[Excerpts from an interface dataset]
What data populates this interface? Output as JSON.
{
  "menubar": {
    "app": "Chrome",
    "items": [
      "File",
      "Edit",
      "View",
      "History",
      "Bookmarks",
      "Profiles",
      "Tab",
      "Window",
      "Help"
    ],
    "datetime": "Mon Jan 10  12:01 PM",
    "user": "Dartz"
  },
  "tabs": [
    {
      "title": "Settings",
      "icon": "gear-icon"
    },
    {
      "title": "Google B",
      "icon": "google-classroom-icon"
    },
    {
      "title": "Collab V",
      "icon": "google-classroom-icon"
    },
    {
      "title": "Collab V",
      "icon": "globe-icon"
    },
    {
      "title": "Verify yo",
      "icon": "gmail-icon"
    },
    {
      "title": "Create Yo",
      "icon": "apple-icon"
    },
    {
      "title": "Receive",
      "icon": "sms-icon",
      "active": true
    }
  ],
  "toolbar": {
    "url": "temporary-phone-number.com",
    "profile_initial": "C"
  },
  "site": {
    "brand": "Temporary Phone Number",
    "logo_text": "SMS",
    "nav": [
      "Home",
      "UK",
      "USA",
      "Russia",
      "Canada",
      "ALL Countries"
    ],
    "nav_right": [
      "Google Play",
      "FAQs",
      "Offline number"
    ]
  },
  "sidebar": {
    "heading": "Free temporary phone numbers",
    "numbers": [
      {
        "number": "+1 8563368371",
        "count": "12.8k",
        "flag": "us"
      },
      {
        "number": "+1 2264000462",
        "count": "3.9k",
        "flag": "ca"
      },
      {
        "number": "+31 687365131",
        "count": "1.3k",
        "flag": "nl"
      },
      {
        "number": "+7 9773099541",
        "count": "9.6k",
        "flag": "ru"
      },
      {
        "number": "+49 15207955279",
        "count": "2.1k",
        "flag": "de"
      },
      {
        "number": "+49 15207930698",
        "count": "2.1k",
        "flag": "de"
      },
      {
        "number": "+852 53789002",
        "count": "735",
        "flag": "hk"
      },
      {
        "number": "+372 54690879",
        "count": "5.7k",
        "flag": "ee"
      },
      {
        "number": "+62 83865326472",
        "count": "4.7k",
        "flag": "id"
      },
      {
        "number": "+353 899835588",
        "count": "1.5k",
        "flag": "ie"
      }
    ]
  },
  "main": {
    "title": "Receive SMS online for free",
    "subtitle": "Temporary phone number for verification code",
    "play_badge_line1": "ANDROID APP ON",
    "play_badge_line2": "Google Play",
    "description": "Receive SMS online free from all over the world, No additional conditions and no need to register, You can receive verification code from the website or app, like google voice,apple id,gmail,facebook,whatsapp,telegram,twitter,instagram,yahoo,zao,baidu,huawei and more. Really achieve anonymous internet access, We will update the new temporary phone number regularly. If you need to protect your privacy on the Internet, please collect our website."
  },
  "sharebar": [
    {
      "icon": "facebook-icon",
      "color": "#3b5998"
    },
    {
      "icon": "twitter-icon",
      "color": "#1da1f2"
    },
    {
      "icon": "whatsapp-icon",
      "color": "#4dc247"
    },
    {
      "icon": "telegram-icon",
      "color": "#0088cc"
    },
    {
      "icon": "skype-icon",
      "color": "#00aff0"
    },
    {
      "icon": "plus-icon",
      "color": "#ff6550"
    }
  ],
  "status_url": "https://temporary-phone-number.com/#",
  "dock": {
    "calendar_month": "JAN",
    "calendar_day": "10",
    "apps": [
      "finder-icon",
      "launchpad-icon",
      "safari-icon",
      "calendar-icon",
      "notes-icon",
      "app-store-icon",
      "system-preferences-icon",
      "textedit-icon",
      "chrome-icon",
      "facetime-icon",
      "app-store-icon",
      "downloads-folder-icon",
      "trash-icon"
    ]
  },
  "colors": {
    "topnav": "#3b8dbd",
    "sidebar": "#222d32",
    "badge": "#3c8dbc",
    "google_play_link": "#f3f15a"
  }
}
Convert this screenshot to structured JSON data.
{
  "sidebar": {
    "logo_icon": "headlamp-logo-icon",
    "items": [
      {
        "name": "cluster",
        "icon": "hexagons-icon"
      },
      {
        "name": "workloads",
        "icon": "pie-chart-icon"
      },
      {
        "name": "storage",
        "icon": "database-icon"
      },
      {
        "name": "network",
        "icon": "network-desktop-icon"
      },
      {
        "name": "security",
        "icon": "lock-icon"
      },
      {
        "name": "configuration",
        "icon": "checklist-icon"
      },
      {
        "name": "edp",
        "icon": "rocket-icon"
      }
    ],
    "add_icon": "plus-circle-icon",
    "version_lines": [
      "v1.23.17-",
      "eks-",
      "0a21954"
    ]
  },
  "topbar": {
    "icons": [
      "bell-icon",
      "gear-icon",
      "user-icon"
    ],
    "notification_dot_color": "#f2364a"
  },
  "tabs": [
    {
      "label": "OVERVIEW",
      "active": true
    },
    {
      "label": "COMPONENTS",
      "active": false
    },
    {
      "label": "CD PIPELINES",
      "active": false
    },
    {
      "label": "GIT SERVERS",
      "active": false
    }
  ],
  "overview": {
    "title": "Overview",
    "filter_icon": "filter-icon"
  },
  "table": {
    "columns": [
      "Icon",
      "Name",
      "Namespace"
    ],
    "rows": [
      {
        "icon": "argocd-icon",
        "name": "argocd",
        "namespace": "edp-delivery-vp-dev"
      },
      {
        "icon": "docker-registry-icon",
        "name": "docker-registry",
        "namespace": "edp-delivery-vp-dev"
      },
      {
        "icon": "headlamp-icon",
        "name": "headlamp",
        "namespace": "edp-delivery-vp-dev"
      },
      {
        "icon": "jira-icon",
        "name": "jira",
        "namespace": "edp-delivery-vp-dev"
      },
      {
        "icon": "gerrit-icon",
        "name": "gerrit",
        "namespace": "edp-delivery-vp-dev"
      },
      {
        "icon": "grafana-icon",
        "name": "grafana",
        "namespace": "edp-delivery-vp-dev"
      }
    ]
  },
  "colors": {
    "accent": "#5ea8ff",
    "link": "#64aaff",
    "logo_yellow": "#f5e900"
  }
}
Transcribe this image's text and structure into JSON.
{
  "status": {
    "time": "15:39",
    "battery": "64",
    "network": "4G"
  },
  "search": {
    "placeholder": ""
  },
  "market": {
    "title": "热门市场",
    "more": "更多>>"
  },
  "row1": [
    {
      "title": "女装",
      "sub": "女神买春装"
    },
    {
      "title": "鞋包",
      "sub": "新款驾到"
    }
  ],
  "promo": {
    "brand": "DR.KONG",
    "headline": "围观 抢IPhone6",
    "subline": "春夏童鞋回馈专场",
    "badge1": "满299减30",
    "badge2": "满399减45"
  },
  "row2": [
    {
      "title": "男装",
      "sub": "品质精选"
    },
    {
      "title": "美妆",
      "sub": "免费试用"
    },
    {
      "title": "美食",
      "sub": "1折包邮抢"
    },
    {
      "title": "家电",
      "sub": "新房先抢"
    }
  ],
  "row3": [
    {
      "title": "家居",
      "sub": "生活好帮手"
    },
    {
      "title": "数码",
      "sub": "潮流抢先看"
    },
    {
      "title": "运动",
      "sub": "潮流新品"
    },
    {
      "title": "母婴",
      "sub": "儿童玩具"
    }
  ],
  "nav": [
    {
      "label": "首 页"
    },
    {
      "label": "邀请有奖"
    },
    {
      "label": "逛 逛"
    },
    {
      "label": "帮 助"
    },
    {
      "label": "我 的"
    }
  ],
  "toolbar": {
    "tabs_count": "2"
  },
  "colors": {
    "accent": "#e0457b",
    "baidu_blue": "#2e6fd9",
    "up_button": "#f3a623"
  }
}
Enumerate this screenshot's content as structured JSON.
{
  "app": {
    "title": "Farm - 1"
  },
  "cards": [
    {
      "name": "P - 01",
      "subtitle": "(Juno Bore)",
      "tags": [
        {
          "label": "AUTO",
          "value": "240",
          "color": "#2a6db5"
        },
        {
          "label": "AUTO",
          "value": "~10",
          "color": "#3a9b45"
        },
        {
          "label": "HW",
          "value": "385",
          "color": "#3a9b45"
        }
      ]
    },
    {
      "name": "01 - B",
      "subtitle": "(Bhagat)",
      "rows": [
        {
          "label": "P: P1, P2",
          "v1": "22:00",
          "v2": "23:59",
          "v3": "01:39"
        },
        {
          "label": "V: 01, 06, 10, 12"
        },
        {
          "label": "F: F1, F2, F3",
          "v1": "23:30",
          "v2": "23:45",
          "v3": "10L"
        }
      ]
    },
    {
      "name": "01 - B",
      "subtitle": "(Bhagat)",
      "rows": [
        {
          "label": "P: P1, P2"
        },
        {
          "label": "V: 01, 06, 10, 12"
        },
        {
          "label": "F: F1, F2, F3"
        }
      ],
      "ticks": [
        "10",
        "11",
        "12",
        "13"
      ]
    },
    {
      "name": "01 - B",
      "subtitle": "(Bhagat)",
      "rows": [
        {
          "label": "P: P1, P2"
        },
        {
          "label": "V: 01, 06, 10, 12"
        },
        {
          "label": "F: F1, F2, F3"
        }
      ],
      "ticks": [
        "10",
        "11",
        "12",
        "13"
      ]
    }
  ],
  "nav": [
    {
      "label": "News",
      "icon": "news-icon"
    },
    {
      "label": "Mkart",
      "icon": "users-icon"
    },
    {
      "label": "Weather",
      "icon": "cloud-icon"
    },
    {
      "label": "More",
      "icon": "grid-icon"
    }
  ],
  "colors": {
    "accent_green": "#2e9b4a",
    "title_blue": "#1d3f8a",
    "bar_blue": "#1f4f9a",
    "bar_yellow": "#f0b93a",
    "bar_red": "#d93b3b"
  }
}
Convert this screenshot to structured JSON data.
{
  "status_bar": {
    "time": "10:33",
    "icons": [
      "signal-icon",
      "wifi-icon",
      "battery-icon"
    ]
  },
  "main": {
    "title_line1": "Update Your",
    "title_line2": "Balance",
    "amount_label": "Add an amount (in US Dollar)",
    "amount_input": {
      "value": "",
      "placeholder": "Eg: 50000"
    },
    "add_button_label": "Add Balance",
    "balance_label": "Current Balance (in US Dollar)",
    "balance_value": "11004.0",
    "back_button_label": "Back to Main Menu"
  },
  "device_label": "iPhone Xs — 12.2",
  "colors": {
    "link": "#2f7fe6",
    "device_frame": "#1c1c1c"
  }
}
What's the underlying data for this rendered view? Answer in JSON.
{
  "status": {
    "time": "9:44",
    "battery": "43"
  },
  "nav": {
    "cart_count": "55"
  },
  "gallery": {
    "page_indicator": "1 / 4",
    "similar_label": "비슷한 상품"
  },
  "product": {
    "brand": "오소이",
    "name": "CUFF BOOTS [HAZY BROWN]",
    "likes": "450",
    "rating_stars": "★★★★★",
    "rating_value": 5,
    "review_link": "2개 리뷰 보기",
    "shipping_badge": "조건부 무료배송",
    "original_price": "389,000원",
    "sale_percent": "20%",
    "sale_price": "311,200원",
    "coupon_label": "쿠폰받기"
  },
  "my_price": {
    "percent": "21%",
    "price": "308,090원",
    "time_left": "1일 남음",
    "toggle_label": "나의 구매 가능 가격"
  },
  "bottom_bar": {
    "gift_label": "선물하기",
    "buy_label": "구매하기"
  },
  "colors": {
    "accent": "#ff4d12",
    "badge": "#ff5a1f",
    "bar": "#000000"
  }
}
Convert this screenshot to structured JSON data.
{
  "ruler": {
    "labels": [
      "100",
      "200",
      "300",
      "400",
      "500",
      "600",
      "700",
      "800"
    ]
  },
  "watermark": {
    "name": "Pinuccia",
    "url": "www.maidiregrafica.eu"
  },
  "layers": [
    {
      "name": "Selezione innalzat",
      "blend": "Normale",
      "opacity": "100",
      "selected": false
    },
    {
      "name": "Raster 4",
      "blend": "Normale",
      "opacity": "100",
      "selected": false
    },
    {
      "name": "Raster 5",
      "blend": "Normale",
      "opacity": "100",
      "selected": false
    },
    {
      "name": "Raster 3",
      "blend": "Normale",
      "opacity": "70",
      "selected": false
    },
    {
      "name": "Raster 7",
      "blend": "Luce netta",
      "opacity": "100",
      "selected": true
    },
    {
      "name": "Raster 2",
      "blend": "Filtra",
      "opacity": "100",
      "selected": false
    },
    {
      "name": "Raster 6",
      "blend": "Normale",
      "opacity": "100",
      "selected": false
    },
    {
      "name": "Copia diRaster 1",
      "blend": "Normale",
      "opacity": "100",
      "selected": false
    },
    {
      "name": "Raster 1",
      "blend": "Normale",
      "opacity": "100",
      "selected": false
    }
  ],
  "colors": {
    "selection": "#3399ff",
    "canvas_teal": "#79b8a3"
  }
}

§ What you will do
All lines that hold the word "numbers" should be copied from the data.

§ Answer section
    "heading": "Free temporary phone numbers",
    "numbers": [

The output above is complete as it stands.